Convert most of the current code that uses _NSIG directly to instead use valid_signal(). This avoids gcc -W warnings and off-by-one errors. Signed-off-by: Jesper Juhl <juhl-lkml@dif.dk> Signed-off-by: Andrew Morton <akpm@osdl.org> Signed-off-by: Linus Torvalds <torvalds@osdl.org>
2005-04-16[PATCH] AYSNC IO using singals other than SIGIOBharath Ramesh
A question on sigwaitinfo based IO mechanism in multithreaded applications. I am trying to use RT signals to notify me of IO events using RT signals instead of SIGIO in a multithreaded applications. I noticed that there was some discussion on lkml during november 1999 with the subject of the discussion as "Signal driven IO". In the thread I noticed that RT signals were being delivered to the worker thread. I am running 2.6.10 kernel and I am trying to use the very same mechanism and I find that only SIGIO being propogated to the worker threads and RT signals only being propogated to the main thread and not the worker threads where I actually want them to be propogated too. On further inspection I found that the following patch which I have attached solves the problem. I am not sure if this is a bug or feature in the kernel. Roland McGrath <roland@redhat.com> said: This relates only to fcntl F_SETSIG, which is a Linux extension. So there is no POSIX issue. When changing various things like the normal SIGIO signalling to do group signals, I was concerned strictly with the POSIX semantics and generally avoided touching things in the domain of Linux inventions. That's why I didn't change this when I changed the call right next to it. There is no reason I can see that F_SETSIG-requested signals shouldn't use a group signal like normal SIGIO does. I'm happy to ACK this patch, there is nothing wrong with its change to the semantics in my book. But neither POSIX nor I care a whit what F_SETSIG does. Signed-off-by: Andrew Morton <akpm@osdl.org> Signed-off-by: Linus Torvalds <torvalds@osdl.org>
2005-04-16Linux-2.6.12-rc2v2.6.12-rc2Linus Torvalds
Initial git repository build.

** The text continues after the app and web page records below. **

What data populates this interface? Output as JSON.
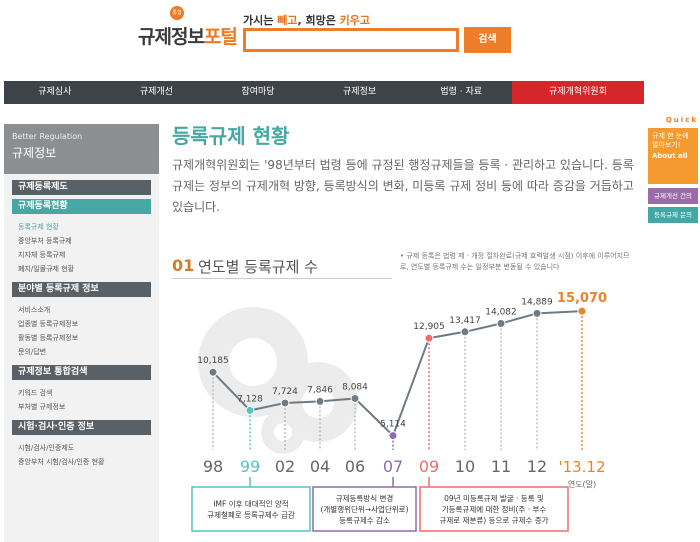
{
  "header": {
    "logo_badge": "통합",
    "logo_text_1": "규제정보",
    "logo_text_2": "포털",
    "slogan_1": "가시는 ",
    "slogan_2": "빼고",
    "slogan_3": ", 희망은 ",
    "slogan_4": "키우고",
    "search_placeholder": "",
    "search_button": "검색"
  },
  "nav": {
    "items": [
      "규제심사",
      "규제개선",
      "참여마당",
      "규제정보",
      "법령 · 자료",
      "규제개혁위원회"
    ]
  },
  "sidebar": {
    "head_en": "Better Regulation",
    "head_ko": "규제정보",
    "cat1": "규제등록제도",
    "cat2": "규제등록현황",
    "cat2_items": [
      "등록규제 현황",
      "중앙부처 등록규제",
      "지자체 등록규제",
      "폐지/일몰규제 현황"
    ],
    "cat3": "분야별 등록규제 정보",
    "cat3_items": [
      "서비스소개",
      "업종별 등록규제정보",
      "활동별 등록규제정보",
      "문의/답변"
    ],
    "cat4": "규제정보 통합검색",
    "cat4_items": [
      "키워드 검색",
      "부처별 규제정보"
    ],
    "cat5": "시험·검사·인증 정보",
    "cat5_items": [
      "시험/검사/인증제도",
      "중앙부처 시험/검사/인증 현황"
    ]
  },
  "quick": {
    "label": "Quick",
    "box_line1": "규제 한 눈에",
    "box_line2": "알아보기!",
    "box_line3": "About all",
    "btn1": "규제개선 건의",
    "btn2": "등록규제 문의"
  },
  "main": {
    "title": "등록규제 현황",
    "intro": "규제개혁위원회는 '98년부터 법령 등에 규정된 행정규제들을 등록 · 관리하고 있습니다. 등록규제는 정부의 규제개혁 방향, 등록방식의 변화, 미등록 규제 정비 등에 따라 증감을 거듭하고 있습니다.",
    "sec_num": "01",
    "sec_title": "연도별 등록규제 수",
    "sec_note": "• 규제 등록은 법령 제 · 개정 절차완료(규제 효력발생 시점) 이후에 이루어지므로, 연도별 등록규제 수는 일정부분 변동될 수 있습니다"
  },
  "chart_data": {
    "type": "line",
    "categories": [
      "98",
      "99",
      "02",
      "04",
      "06",
      "07",
      "09",
      "10",
      "11",
      "12",
      "'13.12"
    ],
    "values": [
      10185,
      7128,
      7724,
      7846,
      8084,
      5114,
      12905,
      13417,
      14082,
      14889,
      15070
    ],
    "value_labels": [
      "10,185",
      "7,128",
      "7,724",
      "7,846",
      "8,084",
      "5,114",
      "12,905",
      "13,417",
      "14,082",
      "14,889",
      "15,070"
    ],
    "unit_label": "연도(말)",
    "highlight": {
      "99": "#56c2c0",
      "07": "#8f6bb0",
      "09": "#ef6b6b",
      "'13.12": "#e9842a"
    },
    "annotations": [
      {
        "line1": "IMF 이후 대대적인 양적",
        "line2": "규제철폐로 등록규제수 급감",
        "color": "#56c2c0"
      },
      {
        "line1": "규제등록방식 변경",
        "line2": "(개별행위단위→사업단위로)",
        "line3": "등록규제수 감소",
        "color": "#8f6bb0"
      },
      {
        "line1": "09년 미등록규제 발굴 · 등록 및",
        "line2": "기등록규제에 대한 정비(주 · 부수",
        "line3": "규제로 재분류) 등으로 규제수 증가",
        "color": "#ef6b6b"
      }
    ],
    "colors": {
      "line": "#6f7b84",
      "point": "#6f7b84",
      "last_label": "#e9842a"
    }
  }
}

I'm not bothering with the full history, even though we have it. We can create a separate "historical" git archive of that later if we want to, and in the meantime it's about 3.2GB when imported into git - space that would just make the early git days unnecessarily complicated, when we don't have a lot of good infrastructure for it. Let it rip!